Our Blog

Roll Grinding Turnaround Time: A Key To Manufacturing Profit

Posted by Robert Rourke on Jul 30, 2015 11:14:00 AM

Screen_Shot_2015-10-14_at_4.01.21_PMWhether your business is in retail, services or manufacturing, profit is the name of the game.

In some industries, brand awareness and price premiums help pad profit margins (think Apple). In manufacturing, however, your reputation has less of an impact on margins and more of a potential impact on your ability to sell products. 

So, if brand awareness and price-setting don’t have as much significance in the manufacturing industry, what does affect your profitability?

4 Factors Impacting Manufacturing Profitability

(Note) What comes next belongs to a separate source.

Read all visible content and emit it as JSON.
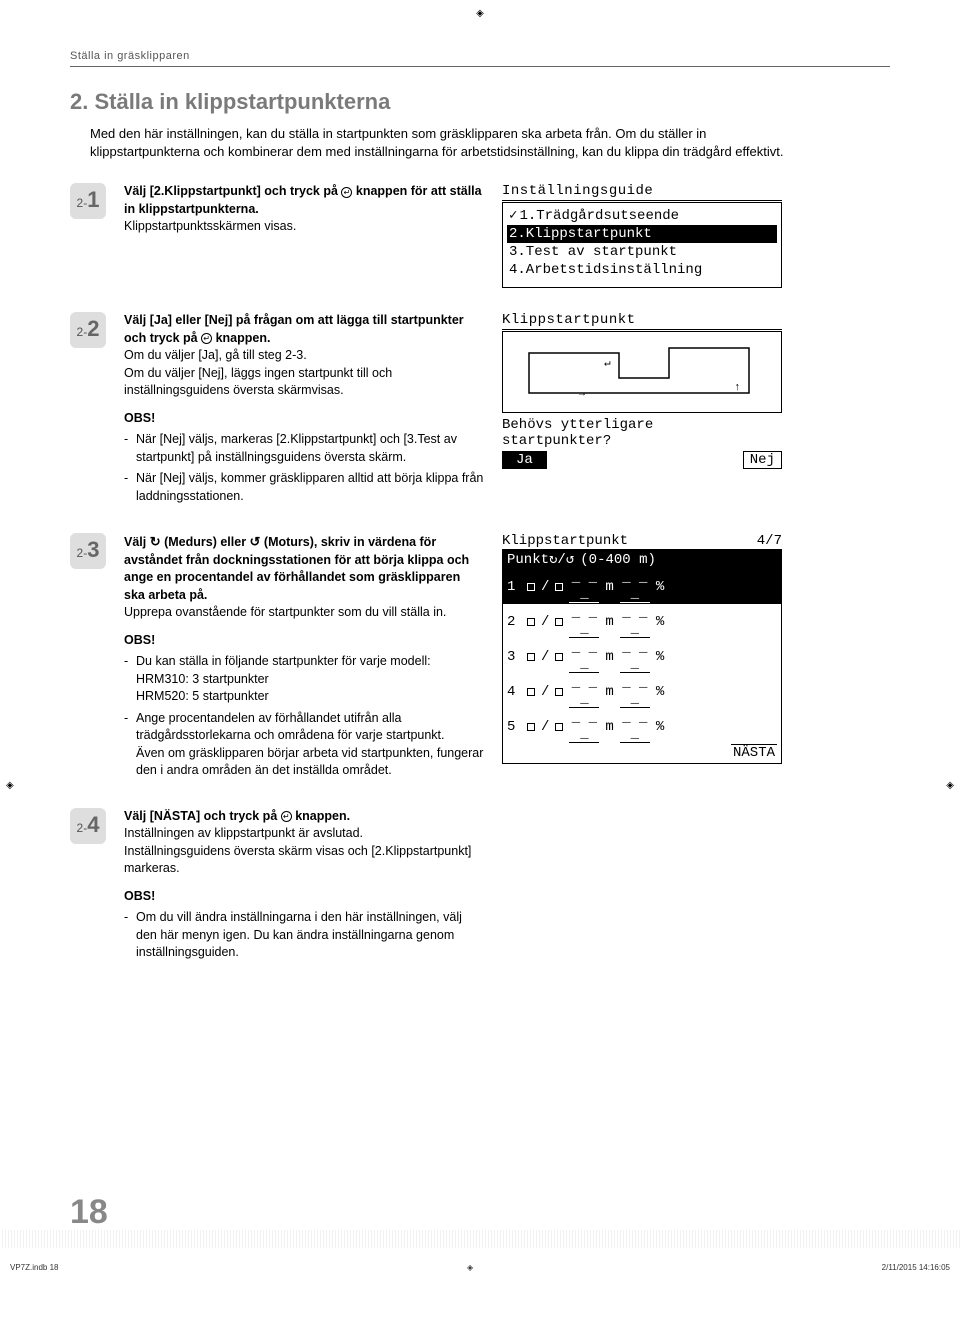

Your profitability is dependent on a number of variables, but there are four that have the greatest influence:

  1. The price of the market

How much you’re able to charge is the first and most obvious input for profitability. But, with greater commoditization in manufacturing, the prices you charge are relatively controlled by the market.

  1. Product quality

You may not be able to charge a significant premium for high-quality products, but don’t make the mistake of risking reputational damage by delivering poor quality. If your customers have issues or inefficiencies because of variations in your product (typically caused by raw material or process variations), they could easily choose to buy from a competitor. And, of course, when there are fewer purchasers of your product, this directly impacts your bottom line. 

  1. Cost control

Your costs are another overt variable in your profitability. Many, many costs encompass your total expenses, so your ability to keep these costs down in delivering your product is paramount to maximizing your manufacturing profit. 

  1. Uptime and opportunity costs

Staving off downtime is a critical factor. If you’re unable to produce, that wasted time is an opportunity cost that could have been used to drive new revenue. 

Minimizing downtime is essential, and when you need precision grinding, your partner must be able to turn around a perfectly ground shaft, cylinder or roll as quickly as possible

How “Expensive” Is The Opportunity Cost Of Downtime?

In the past, we’ve written about the common cost of downtime and its impact on your production efficiency. Let’s examine the experience of a specific manufacturer we recently worked with:

Company X (as we’ll call them) had an emergency and needed precision grinding. Downtime cost them over $100,000 per day. Because Company X needed special cranes to remove a massive, 195,000-pound armature from their facility, as well as government permission to ship it on the highway, it took Company X several days to send their emergency to PRG.
Since the precision grinding service took less than 24 hours, their 125-inch-diameter armature literally spent more time on the road then in grinding, limiting Company X’s total opportunity and downtime cost.

In many cases, faster turnaround time comes at a premium. But, when downtime costs can reach into the hundreds of thousands of dollars, expedited services are essential to maintaining and maximizing your manufacturing profit.

While turnaround time is certainly critical, it would be careless not to mention that expedience is irrelevant if the grinding isn’t perfect and precise. Precision grinding extends the life of your rolls and reduces the frequency with which you need them maintained. When you do need roll grinding, keep your manufacturing profit in mind and ensure that the turnaround time is as minimal as possible.

Talk to PRG to learn how precision grinding increases the life of your shafts and rolls while reducing the risk of downtime.

New Call-to-action

Topics: Roll Grinding, Best Practices, Process Improvements

Recent Posts

Subscribe To Blog By Email